Latest Manhattan Availability Numbers Stuck in Neutral

The Newmark Grubb Knight Frank October Manhattan office market statistics are out.

SEE ALSO: TAMI Goes Downtown: How Lower Manhattan Became the City’s Trendiest Office Market

Landlords might be more excited than tenants, but the numbers weren’t all that compelling in either direction. I will briefly review total availability, so grab a cocktail and let the fun begin.

Total availability for Manhattan (all classes) closed October at 55.6 million square feet. That figure is down from 56.2 million square feet in September though still elevated from the 54.7 million square feet in August. The jump in September was due to three buildings added to inventory (51 Astor Place, 55 West 46th Street and 250 West 55th Street), which alone bumped up availability by nearly 1.1 million square feet. On a percentage basis, the availability rate wrapped up the latest month at 12.5 percent, down 20 basis points from September. (For the sake of brevity, I won’t delve into Class A except to say the story is essentially the same.)

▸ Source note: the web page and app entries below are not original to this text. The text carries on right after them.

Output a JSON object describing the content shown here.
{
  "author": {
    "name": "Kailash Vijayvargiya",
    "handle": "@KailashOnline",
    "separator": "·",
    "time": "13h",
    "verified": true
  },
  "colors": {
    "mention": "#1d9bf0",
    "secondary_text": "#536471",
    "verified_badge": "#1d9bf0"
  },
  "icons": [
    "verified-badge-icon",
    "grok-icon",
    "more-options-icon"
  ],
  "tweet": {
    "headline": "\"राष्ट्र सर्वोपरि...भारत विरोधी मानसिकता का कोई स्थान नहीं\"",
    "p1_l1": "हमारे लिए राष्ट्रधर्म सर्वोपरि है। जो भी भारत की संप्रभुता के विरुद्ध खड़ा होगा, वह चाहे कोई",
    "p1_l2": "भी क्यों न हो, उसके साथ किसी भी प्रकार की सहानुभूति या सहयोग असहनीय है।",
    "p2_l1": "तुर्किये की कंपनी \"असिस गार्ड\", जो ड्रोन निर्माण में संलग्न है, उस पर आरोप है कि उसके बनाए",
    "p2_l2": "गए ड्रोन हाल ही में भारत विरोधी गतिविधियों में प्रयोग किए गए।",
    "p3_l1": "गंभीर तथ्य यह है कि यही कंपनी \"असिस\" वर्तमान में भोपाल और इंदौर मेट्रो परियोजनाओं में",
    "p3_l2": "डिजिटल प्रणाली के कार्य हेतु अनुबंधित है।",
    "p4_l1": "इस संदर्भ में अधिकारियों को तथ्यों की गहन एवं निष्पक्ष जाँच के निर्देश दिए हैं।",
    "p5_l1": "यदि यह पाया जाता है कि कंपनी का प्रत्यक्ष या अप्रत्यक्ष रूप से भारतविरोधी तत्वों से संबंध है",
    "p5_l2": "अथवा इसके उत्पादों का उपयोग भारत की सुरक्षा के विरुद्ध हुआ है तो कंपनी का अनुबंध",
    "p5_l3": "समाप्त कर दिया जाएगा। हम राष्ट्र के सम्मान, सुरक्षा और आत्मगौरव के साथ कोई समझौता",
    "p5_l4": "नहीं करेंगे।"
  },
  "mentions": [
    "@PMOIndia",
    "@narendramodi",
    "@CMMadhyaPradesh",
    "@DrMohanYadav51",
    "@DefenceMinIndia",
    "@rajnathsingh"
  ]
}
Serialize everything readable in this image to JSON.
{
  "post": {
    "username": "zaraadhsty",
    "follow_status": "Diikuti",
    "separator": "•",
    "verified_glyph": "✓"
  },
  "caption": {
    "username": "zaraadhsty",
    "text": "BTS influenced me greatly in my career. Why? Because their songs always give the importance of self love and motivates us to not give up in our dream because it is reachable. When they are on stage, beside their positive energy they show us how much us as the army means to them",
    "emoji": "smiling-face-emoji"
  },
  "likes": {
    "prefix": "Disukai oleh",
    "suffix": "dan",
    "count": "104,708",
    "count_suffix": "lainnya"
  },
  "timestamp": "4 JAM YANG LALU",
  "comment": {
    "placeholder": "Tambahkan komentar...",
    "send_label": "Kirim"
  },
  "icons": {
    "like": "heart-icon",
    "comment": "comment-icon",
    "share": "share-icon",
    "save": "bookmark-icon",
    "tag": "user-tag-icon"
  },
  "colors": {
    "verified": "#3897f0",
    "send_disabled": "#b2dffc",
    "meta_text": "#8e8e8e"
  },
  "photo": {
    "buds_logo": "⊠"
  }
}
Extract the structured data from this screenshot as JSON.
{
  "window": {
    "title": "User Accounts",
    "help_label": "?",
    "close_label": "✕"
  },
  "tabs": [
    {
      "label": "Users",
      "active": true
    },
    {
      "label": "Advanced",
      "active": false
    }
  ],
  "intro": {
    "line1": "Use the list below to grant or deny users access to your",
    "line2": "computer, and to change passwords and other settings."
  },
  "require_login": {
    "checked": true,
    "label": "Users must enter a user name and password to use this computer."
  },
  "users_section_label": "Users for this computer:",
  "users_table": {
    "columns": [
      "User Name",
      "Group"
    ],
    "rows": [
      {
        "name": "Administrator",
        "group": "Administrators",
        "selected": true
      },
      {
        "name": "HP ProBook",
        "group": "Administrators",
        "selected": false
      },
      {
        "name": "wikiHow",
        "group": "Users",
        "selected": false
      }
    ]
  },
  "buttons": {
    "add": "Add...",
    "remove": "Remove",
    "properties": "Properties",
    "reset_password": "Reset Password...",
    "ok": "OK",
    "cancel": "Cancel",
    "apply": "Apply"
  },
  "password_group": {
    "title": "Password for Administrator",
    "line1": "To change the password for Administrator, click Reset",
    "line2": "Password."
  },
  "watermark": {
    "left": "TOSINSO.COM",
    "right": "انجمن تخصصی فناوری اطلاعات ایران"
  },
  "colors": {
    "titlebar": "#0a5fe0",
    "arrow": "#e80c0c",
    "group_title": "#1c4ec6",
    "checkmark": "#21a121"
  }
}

So far so meh, right? Well, let me pull back over the longer term to give a bit more perspective. Total availability has remained above 50 million square feet in Manhattan for 58 straight months (that would be starting in January 2009), smack dab in the middle of the recession. Early on in this period, it was sublet availability that was giving landlords fits, though the current figure of 10.4 million square feet has actually fallen below the 10-year average of 11.2 million square feet, so all is more or less under control here for the time being.

Now, before I move on to direct availability, which has truly become the concern for the Manhattan market, I should step back and remind you that what’s good for the landlord is not always good for the tenant and vice versa. That said, if viewed from an economics standpoint, as availability falls, it generally means that tenants are adding employees and the economy is strengthening. Of course, on the flip side, a tight market can mean much higher pricing, which could push a tenant out of Manhattan. A balance is always best but not always easy to achieve.

The quick and dirty about direct availability is that it’s stuck in neutral. Since April 2009, the figure has remained north of 40 million square feet. There has been some ebb and flow since then, though the current 45.2 million square feet is very near the top going back those four-and-a-half years (the summit being 46.7 million square feet in November 2011). Direct availability is also well above the 10-year average of 38.3 million square feet.

The problem is relatively simple and something I have brought up across several columns: We are just not creating enough office jobs. Yes, there is solid leasing activity, though it has primarily been of the renewal or relocation (for same or less space) variety. Sure, some firms are growing; however, we need more of them to sustain true positive absorption. And this important tidbit: We are likely to have another 2.3 million square feet added to availability when 4 and 1 World Trade Center open in the fourth quarter of 2013 and the first quarter of 2014, respectively.

Look, it’s not the end of the world here. There are an increasing number of nontraditional tenants taking office space (health, biotech, education, etc.). Financial services is even likely to grow again in some way, shape or form. And despite space compression and fewer office jobs at the moment, Manhattan remains the premier U.S. gateway market and one of the top international cities—and it will remain so.

Keep calm and carry on!